It was a Christmas of protests in Lebanon. The formation of a government was the promised gift, but those elected failed to iron out their differences, forcing people out onto the streets to demonstrate against the many problems crippling the country.
A number of civil society groups have organised protests over the last 10 days, marching in Tripoli and Nabatieh, while the capital, Beirut, drew one of the biggest gatherings.
The protests were focused on an economic crisis, which has led to falling living standards, and has worsened since May due to political instability caused by the inability of political factions to form a government.
Those taking part chanted slogans demanding an end to corruption and better civic facilities, as well as reminding politicians to do what they had been elected to do and run the country.
Scuffles broke out between Lebanese soldiers and those marching in Beirut – with some protesters burning rubbish and throwing rubbish bins in the direction of the soldiers.
Hasan Shaaban, a photographer with the English-language newspaper Daily Star, was one of those attacked by soldiers.

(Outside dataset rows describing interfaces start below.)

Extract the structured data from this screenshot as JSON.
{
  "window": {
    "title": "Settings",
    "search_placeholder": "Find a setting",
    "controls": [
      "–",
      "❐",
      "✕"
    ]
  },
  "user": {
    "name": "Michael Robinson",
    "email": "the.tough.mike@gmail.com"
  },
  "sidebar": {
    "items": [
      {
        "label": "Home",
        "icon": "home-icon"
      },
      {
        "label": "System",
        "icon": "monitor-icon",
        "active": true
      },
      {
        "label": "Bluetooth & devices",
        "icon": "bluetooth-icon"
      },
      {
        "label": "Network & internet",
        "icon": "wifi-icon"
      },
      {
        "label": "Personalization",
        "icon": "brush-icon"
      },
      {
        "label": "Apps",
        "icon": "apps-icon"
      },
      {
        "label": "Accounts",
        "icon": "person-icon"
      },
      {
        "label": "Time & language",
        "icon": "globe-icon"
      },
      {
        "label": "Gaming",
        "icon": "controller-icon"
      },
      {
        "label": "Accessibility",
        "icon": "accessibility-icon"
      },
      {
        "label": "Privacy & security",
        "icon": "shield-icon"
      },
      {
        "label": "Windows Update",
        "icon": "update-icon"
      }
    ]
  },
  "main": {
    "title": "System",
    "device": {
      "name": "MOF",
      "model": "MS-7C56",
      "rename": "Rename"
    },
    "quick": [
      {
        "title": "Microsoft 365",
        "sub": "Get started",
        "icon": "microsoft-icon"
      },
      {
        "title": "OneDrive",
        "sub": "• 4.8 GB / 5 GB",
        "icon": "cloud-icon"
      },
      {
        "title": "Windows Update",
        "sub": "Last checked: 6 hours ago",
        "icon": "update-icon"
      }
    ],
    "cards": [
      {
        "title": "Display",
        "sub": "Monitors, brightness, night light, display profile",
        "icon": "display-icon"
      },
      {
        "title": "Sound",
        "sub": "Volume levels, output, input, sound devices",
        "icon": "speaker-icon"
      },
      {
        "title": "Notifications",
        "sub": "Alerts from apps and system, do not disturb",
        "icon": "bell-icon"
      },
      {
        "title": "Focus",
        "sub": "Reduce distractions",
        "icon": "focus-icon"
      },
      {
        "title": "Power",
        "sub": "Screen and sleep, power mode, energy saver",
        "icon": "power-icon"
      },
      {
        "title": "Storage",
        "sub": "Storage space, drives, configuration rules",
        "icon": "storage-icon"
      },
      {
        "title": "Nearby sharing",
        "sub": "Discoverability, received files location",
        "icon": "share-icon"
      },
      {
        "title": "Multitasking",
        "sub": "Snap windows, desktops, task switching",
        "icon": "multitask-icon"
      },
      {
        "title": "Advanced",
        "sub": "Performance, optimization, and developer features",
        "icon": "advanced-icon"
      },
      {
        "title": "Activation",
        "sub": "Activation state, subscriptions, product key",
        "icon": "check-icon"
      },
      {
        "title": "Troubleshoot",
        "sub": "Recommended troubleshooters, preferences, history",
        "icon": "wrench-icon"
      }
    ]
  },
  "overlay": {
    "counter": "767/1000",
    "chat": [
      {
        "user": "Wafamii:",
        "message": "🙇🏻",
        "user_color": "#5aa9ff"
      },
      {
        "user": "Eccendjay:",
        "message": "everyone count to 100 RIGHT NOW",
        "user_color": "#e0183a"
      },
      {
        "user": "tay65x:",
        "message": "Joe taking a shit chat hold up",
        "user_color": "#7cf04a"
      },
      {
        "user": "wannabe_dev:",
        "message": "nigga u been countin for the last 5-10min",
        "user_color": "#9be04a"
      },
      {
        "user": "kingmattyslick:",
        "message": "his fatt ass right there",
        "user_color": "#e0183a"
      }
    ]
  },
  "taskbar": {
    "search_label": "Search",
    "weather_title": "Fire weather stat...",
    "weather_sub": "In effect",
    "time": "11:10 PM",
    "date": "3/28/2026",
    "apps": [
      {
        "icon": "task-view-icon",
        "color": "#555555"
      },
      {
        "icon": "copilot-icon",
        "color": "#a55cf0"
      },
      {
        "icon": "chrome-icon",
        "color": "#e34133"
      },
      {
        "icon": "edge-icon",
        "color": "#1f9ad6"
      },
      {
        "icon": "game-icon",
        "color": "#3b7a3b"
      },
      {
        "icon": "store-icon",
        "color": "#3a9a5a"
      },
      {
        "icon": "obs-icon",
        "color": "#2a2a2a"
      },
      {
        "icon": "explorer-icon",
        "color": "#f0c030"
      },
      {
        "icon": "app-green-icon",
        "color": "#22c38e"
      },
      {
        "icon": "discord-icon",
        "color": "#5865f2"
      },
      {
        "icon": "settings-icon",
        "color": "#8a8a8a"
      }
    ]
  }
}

“The soldiers kicked me to the ground, punched me, and hit me anywhere they could,” he said.